Photo courtesy Winston-Salem State University

Rasheeda Shankle’s non-profit recently received a $15,000 grant from The Woman’s Fund of Winston-Salem

From single mother to a determined chief executive officer of a local nonprofit, a Winston-Salem State University business student is on a mission to help other single mothers and their daughters break the cycle of poverty. Five years ago, Rasheeda Shankle, who was to earn her bachelor’s degree in business administration in December, was a single mother living in a poverty-stricken area of Winston-Salem and working a minimum wage job.
“I became a statistic, a product of my environment,” Shankle said. “Living here, I witnessed how awful the living conditions were, I saw how the community’s living conditions forced people to live and behave unethically.
“I also noticed that there were many individuals who had a desire to do more but were unable to due to their resources or lack of support,” she said. “Some people that have ambition to do more lack the confidence to step outside of their comfort zone. Their comfort zone was their community, and I knew it was not the life that I wanted to live.
“One day I asked myself, ‘Rasheeda, if your life was a book, and you were an author, how would you want your story to be told?’ And that basically changed my life forever,” she said. “With the support of my family, I was able to overcome those obstacles and climb the ladder of opportunities.”
After transferring to WSSU from Forsyth Technical Community College in 2015, she started Honorable Youth, a nonprofit that focuses on rebuilding communities and mentoring youth. Over the summer Honorable Youth hosted a young entrepreneur’s summer camp for middle- and high-school students to explore entrepreneurship. She said as the program began to expand, many of the mothers began to ask her for similar programs to help them succeed.
In November, the nonprofit received a $15,000 grant from The Women’s Fund of Winston-Salem to start a program to help low-income mothers achieve intergenerational economic security. The program, called Two-Generations, will offer free workshops and financial planning assistance to help mothers open a banking account and learn to manage money.
After graduation, Shankle, originally from the Stanly County town of Norwood, plans to pursue a master’s degree in business. She recently spoke at the open house for WSSU’s Center for the Study of Economic Mobility (CSEM), a new center that focuses on studying the barriers to economic mobility. WSSU Economic Professor Craig Richardson, founding director of CSEM, is hoping stories like Shanklin’s help to motivate others.
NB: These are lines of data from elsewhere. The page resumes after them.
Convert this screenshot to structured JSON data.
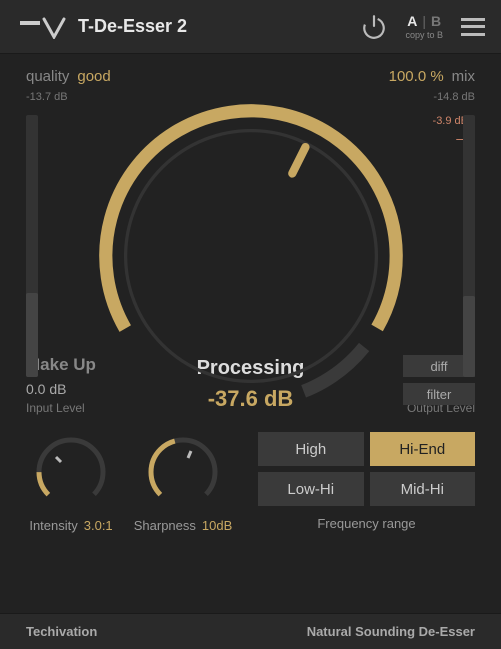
{
  "header": {
    "title": "T-De-Esser 2",
    "ab": {
      "a": "A",
      "sep": "|",
      "b": "B",
      "copy": "copy to B"
    }
  },
  "quality": {
    "label": "quality",
    "value": "good"
  },
  "mix": {
    "value": "100.0 %",
    "label": "mix"
  },
  "meters": {
    "input_db": "-13.7 dB",
    "output_db": "-14.8 dB",
    "peak_db": "-3.9 dB",
    "peak_dash": "–",
    "input_label": "Input Level",
    "output_label": "Output Level"
  },
  "processing": {
    "title": "Processing",
    "value": "-37.6 dB"
  },
  "makeup": {
    "label": "Make Up",
    "value": "0.0 dB"
  },
  "side_toggles": {
    "diff": "diff",
    "filter": "filter"
  },
  "intensity": {
    "label": "Intensity",
    "value": "3.0:1"
  },
  "sharpness": {
    "label": "Sharpness",
    "value": "10dB"
  },
  "freq_range": {
    "label": "Frequency range",
    "options": [
      "High",
      "Hi-End",
      "Low-Hi",
      "Mid-Hi"
    ],
    "active": "Hi-End"
  },
  "footer": {
    "left": "Techivation",
    "right": "Natural Sounding De-Esser"
  },
  "colors": {
    "accent": "#c8a862",
    "peak": "#d0866a",
    "bg": "#222"
  },
  "chart_data": {
    "type": "gauge",
    "main_knob": {
      "range_deg": [
        -210,
        30
      ],
      "value_deg": 22,
      "tick_deg": -65
    },
    "intensity_knob": {
      "range_deg": [
        -225,
        45
      ],
      "value_deg": -180
    },
    "sharpness_knob": {
      "range_deg": [
        -225,
        45
      ],
      "value_deg": -105
    },
    "input_meter_pct": 32,
    "output_meter_pct": 31
  }
}
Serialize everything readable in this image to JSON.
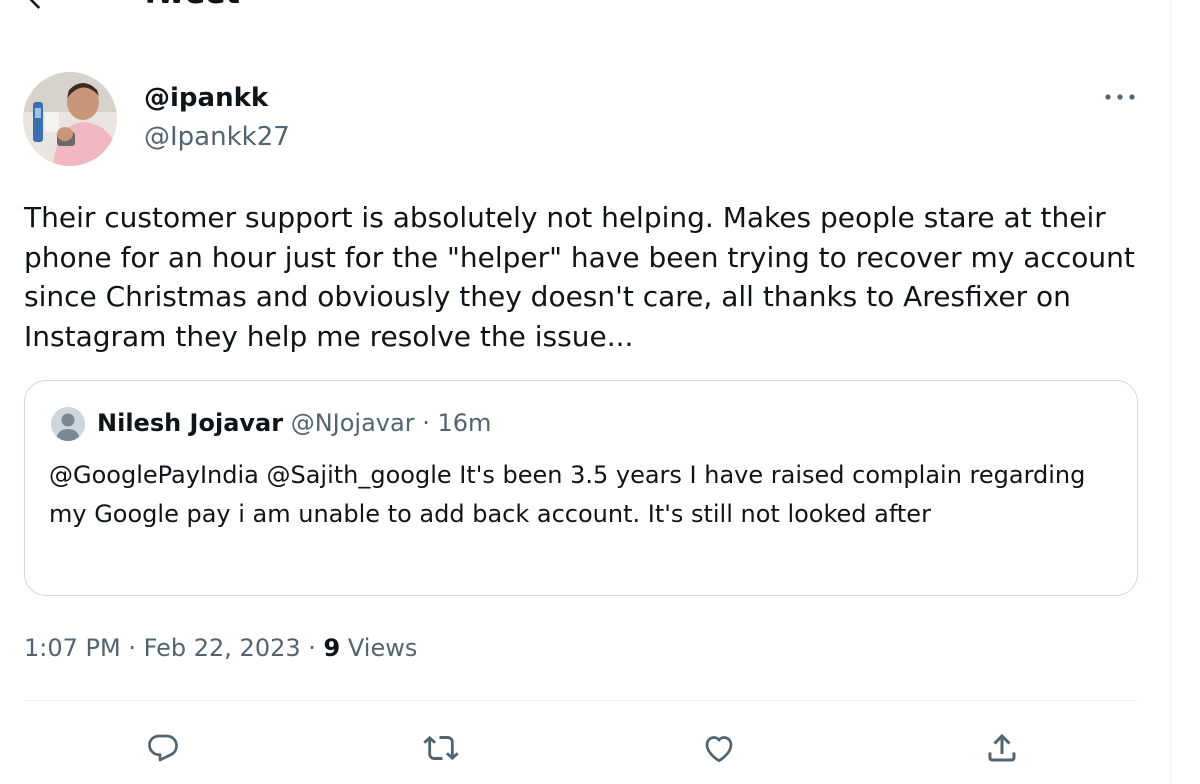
{
  "header": {
    "title": "Tweet",
    "back_icon": "arrow-left-icon"
  },
  "author": {
    "display_name": "@ipankk",
    "handle": "@Ipankk27"
  },
  "tweet": {
    "text": "Their customer support is absolutely not helping. Makes people stare at their phone for an hour just for the \"helper\" have been trying to recover my account since Christmas and obviously they doesn't care, all thanks to Aresfixer on Instagram they help me resolve the issue..."
  },
  "quote": {
    "name": "Nilesh Jojavar",
    "handle": "@NJojavar",
    "separator": "·",
    "time": "16m",
    "text": "@GooglePayIndia @Sajith_google  It's been 3.5 years I have raised complain regarding my Google pay i am unable to add back account. It's still not looked after"
  },
  "meta": {
    "time": "1:07 PM",
    "separator": "·",
    "date": "Feb 22, 2023",
    "views_count": "9",
    "views_label": "Views"
  },
  "actions": [
    {
      "name": "reply",
      "icon": "reply-icon"
    },
    {
      "name": "retweet",
      "icon": "retweet-icon"
    },
    {
      "name": "like",
      "icon": "heart-icon"
    },
    {
      "name": "share",
      "icon": "share-icon"
    }
  ],
  "colors": {
    "text_primary": "#0f1419",
    "text_secondary": "#536471",
    "border": "#cfd9de",
    "divider": "#eff3f4"
  }
}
“Based on research, we know that many residents in Forsyth County face enormous impediments toward moving up the economic ladder,” Richardson said. “However, there are so many people like Rasheeda in our community who are motivated to improve their lives. It is even more inspiring to see how Rasheeda is motivated to help others improve their lives.”
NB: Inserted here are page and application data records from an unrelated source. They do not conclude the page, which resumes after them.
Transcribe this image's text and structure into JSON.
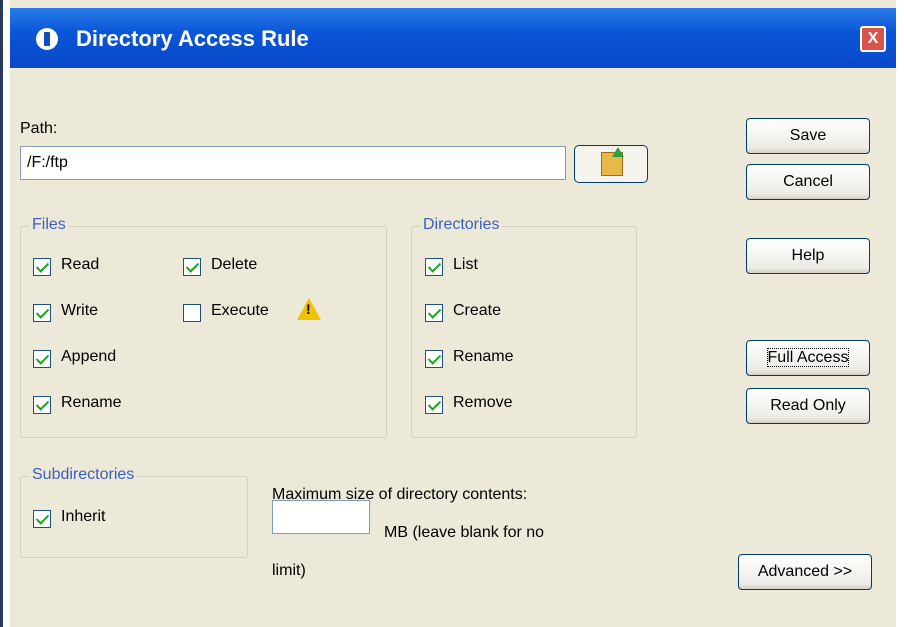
{
  "window": {
    "title": "Directory Access Rule",
    "close_label": "X"
  },
  "path": {
    "label": "Path:",
    "value": "/F:/ftp"
  },
  "files": {
    "legend": "Files",
    "read": "Read",
    "write": "Write",
    "append": "Append",
    "rename": "Rename",
    "delete": "Delete",
    "execute": "Execute"
  },
  "directories": {
    "legend": "Directories",
    "list": "List",
    "create": "Create",
    "rename": "Rename",
    "remove": "Remove"
  },
  "subdirectories": {
    "legend": "Subdirectories",
    "inherit": "Inherit"
  },
  "size": {
    "label": "Maximum size of directory contents:",
    "unit_text": "MB (leave blank for no",
    "unit_text_cont": "limit)",
    "value": ""
  },
  "buttons": {
    "save": "Save",
    "cancel": "Cancel",
    "help": "Help",
    "full_access": "Full Access",
    "read_only": "Read Only",
    "advanced": "Advanced >>"
  },
  "checked": {
    "files_read": true,
    "files_write": true,
    "files_append": true,
    "files_rename": true,
    "files_delete": true,
    "files_execute": false,
    "dir_list": true,
    "dir_create": true,
    "dir_rename": true,
    "dir_remove": true,
    "subdir_inherit": true
  },
  "icons": {
    "app": "info-icon",
    "folder": "folder-up-icon",
    "warning": "warning-icon"
  },
  "colors": {
    "titlebar": "#0a56d8",
    "legend_text": "#3b5ec2",
    "dialog_bg": "#ECE9D8",
    "check": "#21a121"
  }
}
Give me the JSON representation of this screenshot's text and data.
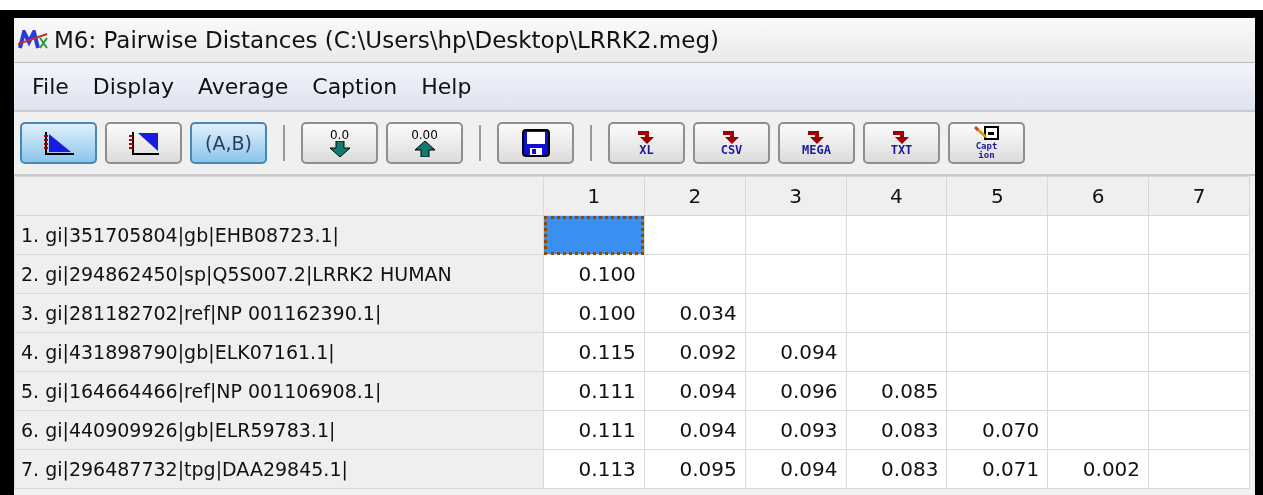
{
  "window": {
    "title": "M6: Pairwise Distances (C:\\Users\\hp\\Desktop\\LRRK2.meg)"
  },
  "menu": [
    "File",
    "Display",
    "Average",
    "Caption",
    "Help"
  ],
  "toolbar": [
    {
      "kind": "lower",
      "selected": true
    },
    {
      "kind": "upper",
      "selected": false
    },
    {
      "kind": "text",
      "label": "(A,B)",
      "selected": true
    },
    {
      "kind": "separator"
    },
    {
      "kind": "decimals_down",
      "label": "0.0",
      "selected": false
    },
    {
      "kind": "decimals_up",
      "label": "0.00",
      "selected": false
    },
    {
      "kind": "separator"
    },
    {
      "kind": "save",
      "selected": false
    },
    {
      "kind": "separator"
    },
    {
      "kind": "export",
      "label": "XL",
      "selected": false
    },
    {
      "kind": "export",
      "label": "CSV",
      "selected": false
    },
    {
      "kind": "export",
      "label": "MEGA",
      "selected": false
    },
    {
      "kind": "export",
      "label": "TXT",
      "selected": false
    },
    {
      "kind": "caption",
      "lines": [
        "Capt",
        "ion"
      ],
      "selected": false
    }
  ],
  "table": {
    "columns": [
      "1",
      "2",
      "3",
      "4",
      "5",
      "6",
      "7"
    ],
    "rows": [
      {
        "label": "1. gi|351705804|gb|EHB08723.1|",
        "cells": [
          {
            "selected": true
          }
        ]
      },
      {
        "label": "2. gi|294862450|sp|Q5S007.2|LRRK2 HUMAN",
        "cells": [
          {
            "value": "0.100",
            "selected": false
          }
        ]
      },
      {
        "label": "3. gi|281182702|ref|NP 001162390.1|",
        "cells": [
          {
            "value": "0.100",
            "selected": false
          },
          {
            "value": "0.034",
            "selected": false
          }
        ]
      },
      {
        "label": "4. gi|431898790|gb|ELK07161.1|",
        "cells": [
          {
            "value": "0.115",
            "selected": false
          },
          {
            "value": "0.092",
            "selected": false
          },
          {
            "value": "0.094",
            "selected": false
          }
        ]
      },
      {
        "label": "5. gi|164664466|ref|NP 001106908.1|",
        "cells": [
          {
            "value": "0.111",
            "selected": false
          },
          {
            "value": "0.094",
            "selected": false
          },
          {
            "value": "0.096",
            "selected": false
          },
          {
            "value": "0.085",
            "selected": false
          }
        ]
      },
      {
        "label": "6. gi|440909926|gb|ELR59783.1|",
        "cells": [
          {
            "value": "0.111",
            "selected": false
          },
          {
            "value": "0.094",
            "selected": false
          },
          {
            "value": "0.093",
            "selected": false
          },
          {
            "value": "0.083",
            "selected": false
          },
          {
            "value": "0.070",
            "selected": false
          }
        ]
      },
      {
        "label": "7. gi|296487732|tpg|DAA29845.1|",
        "cells": [
          {
            "value": "0.113",
            "selected": false
          },
          {
            "value": "0.095",
            "selected": false
          },
          {
            "value": "0.094",
            "selected": false
          },
          {
            "value": "0.083",
            "selected": false
          },
          {
            "value": "0.071",
            "selected": false
          },
          {
            "value": "0.002",
            "selected": false
          }
        ]
      }
    ]
  }
}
The Two-Generations program starts in January. Applications will be accepted through the end of December. For more information, visit honorableyouth.org.